• _AIM OF THE EXERCISE_: Every line with the word "text" in it should be extracted from the data that follows.

GIVEN INFORMATION START

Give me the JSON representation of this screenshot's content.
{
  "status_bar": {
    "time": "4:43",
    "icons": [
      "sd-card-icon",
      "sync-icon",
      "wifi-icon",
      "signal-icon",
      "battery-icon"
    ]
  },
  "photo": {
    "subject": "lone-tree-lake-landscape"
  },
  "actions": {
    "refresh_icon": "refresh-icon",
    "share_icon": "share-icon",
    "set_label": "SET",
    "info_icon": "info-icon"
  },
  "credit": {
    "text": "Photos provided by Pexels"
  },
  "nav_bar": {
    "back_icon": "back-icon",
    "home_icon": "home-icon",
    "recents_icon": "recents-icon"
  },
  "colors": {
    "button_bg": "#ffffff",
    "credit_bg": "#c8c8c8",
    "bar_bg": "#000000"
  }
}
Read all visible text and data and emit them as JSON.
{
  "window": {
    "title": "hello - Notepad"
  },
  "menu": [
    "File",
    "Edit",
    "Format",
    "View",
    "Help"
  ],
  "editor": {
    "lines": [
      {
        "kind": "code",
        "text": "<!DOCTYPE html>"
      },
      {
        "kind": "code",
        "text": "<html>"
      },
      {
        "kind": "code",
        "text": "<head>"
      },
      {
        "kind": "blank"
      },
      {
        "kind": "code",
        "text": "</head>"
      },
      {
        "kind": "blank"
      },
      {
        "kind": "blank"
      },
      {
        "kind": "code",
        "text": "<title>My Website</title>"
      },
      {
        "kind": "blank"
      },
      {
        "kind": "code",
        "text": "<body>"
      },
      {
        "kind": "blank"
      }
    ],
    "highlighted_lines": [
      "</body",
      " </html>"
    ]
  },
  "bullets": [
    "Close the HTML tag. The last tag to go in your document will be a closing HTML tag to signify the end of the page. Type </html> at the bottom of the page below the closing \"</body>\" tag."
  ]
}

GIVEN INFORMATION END

• _YOUR SOLUTION_:
    "text": "Photos provided by Pexels"
Read all visible text and data and emit them as JSON.
        "text": "<!DOCTYPE html>"
        "text": "<html>"
        "text": "<head>"
        "text": "</head>"
        "text": "<title>My Website</title>"
        "text": "<body>"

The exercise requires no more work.